From the Guardian. Depending on how far short Labour falls, who would be the most likely partner in a coalition or accord? I'm thinking the Liberal Democrats (if Labour isn't too far short of a majority, Respect is a theoretical possibility, but that seems like too much to hope for). What kind of concessions might the Lib Dems extract? This could have interesting consequences, especially if electoral reform is on the table.
A ComRes survey for the Independent showed the Tory lead over Labour narrowing to five points in the past month. A YouGov survey for the Sun gave the Tories a seven-point margin, well up on the weekend's low of two but still short of the double-digit lead David Cameron needs to be confident of a Commons majority.
Both surveys were conducted before the Tory peer and fundraiser Lord Ashcroft revealed he had "non-dom" tax status yesterday.
The polls reinforce the recent trend showing Labour gaining ground on the Tories as the election, expected on 6 May, approaches.
The Independent survey was taken over the weekend, when Cameron admitted to his party's spring conference that the Conservatives faced a "real fight" to win power.

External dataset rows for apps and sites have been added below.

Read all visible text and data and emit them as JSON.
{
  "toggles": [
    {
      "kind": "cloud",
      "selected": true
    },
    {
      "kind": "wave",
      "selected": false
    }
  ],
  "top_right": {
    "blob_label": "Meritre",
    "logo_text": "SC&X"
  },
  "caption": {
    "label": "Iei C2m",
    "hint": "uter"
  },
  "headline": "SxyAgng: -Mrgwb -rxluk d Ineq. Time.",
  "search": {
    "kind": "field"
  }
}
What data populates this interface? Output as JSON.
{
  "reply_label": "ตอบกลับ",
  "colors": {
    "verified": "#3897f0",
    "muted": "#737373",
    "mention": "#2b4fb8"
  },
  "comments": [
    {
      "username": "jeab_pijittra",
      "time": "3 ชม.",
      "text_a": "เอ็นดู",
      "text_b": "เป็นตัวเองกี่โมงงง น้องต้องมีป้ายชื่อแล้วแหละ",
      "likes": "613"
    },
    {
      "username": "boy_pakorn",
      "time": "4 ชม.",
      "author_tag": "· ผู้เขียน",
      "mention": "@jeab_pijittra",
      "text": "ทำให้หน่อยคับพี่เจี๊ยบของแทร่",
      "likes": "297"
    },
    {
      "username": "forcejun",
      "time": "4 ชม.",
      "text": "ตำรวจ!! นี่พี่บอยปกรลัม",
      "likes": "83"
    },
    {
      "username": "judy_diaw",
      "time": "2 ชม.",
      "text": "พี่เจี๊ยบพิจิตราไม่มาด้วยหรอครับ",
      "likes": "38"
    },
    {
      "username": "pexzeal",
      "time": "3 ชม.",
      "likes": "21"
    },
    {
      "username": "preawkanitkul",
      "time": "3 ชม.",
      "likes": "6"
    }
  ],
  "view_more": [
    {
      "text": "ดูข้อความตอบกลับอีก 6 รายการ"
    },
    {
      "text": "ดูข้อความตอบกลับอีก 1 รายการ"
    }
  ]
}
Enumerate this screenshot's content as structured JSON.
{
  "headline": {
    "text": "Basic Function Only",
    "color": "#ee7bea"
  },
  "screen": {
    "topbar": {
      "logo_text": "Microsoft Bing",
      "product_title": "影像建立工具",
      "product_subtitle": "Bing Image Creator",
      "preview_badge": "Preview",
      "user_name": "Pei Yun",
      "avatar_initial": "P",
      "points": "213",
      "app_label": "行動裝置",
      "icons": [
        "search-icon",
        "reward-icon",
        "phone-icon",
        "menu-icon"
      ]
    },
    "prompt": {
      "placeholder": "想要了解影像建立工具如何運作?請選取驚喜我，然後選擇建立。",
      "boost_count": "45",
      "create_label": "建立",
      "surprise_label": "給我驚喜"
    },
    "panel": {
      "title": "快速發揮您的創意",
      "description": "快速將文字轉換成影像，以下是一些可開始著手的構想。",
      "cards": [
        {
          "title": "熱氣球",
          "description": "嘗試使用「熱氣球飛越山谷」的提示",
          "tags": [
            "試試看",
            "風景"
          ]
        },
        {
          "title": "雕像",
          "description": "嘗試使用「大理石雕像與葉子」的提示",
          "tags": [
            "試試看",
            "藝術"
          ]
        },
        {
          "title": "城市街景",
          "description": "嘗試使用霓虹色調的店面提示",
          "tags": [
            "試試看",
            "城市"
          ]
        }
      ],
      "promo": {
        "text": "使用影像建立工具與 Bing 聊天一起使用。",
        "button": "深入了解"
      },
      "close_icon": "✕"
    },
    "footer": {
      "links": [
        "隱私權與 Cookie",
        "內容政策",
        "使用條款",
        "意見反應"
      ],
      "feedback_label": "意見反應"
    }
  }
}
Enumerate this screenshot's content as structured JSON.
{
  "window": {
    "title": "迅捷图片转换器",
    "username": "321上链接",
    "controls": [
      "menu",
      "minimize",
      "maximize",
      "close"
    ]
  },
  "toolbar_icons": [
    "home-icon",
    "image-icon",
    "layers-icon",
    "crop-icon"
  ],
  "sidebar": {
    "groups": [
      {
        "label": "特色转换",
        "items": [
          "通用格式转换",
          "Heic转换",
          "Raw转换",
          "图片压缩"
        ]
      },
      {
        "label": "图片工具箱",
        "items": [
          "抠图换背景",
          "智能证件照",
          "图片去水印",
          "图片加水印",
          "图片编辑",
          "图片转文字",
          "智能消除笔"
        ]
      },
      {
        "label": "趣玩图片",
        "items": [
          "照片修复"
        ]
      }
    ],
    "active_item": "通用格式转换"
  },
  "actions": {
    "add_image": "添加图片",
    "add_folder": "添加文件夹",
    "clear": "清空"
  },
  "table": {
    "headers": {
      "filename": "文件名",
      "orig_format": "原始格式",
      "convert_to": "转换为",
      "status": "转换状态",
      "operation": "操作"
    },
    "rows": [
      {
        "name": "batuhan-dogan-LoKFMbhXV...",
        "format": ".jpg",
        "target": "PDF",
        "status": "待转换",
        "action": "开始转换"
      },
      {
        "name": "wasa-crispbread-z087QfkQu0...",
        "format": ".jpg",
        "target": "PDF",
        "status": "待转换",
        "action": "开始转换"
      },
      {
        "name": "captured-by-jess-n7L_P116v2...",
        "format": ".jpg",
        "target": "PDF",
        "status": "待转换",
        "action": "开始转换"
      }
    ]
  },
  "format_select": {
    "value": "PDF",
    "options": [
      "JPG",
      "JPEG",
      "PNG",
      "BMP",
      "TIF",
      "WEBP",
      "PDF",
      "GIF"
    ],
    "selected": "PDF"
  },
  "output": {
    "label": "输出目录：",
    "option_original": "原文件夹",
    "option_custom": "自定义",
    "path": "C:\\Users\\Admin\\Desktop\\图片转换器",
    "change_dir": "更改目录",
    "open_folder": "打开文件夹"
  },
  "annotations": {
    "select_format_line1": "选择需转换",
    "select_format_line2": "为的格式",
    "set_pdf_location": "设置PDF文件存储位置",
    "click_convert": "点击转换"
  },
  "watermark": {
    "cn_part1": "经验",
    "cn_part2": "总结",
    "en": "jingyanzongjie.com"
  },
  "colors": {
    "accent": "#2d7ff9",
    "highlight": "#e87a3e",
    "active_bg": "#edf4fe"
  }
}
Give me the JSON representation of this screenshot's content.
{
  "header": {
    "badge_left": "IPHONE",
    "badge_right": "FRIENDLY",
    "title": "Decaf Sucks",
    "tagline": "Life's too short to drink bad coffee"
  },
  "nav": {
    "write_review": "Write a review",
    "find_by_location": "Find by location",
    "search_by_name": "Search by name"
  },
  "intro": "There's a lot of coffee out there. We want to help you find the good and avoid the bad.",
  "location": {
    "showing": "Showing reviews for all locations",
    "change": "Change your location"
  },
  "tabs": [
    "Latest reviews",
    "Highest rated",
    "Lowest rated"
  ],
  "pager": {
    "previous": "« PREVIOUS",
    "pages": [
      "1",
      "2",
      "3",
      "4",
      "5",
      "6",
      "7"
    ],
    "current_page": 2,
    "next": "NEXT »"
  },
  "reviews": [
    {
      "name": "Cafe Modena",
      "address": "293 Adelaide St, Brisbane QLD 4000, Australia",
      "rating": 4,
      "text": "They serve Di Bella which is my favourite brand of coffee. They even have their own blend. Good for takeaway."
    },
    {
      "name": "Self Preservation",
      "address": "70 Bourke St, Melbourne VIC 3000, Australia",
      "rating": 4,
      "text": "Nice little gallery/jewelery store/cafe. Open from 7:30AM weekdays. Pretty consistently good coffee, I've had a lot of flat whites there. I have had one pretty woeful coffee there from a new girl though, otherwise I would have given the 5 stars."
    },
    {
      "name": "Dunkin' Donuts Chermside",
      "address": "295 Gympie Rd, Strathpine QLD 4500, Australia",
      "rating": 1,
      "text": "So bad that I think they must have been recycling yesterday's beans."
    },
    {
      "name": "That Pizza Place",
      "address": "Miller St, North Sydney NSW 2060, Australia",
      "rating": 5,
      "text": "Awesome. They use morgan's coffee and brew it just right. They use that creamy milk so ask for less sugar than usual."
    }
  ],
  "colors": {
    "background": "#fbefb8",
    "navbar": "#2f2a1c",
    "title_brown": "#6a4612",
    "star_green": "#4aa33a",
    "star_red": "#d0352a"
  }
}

While the findings give the Tories a bigger share of the popular vote, the poll rating suggests Labour would be returned to government with the most MPs under the first-past-the-post electoral system.
This would leave Labour short of an outright majority, however, and so it would be forced to strike deals with the smaller parties for support on controversial issues.
Fears of a hung parliament sent sterling temporarily to a nine-month low against the dollar yesterday following another YouGov poll at the weekend suggesting the Tory lead was down to just two points.
Wednesday, March 3, 2010
UK to get a taste of minority parliaments?
The opinion polls are starting to look that way: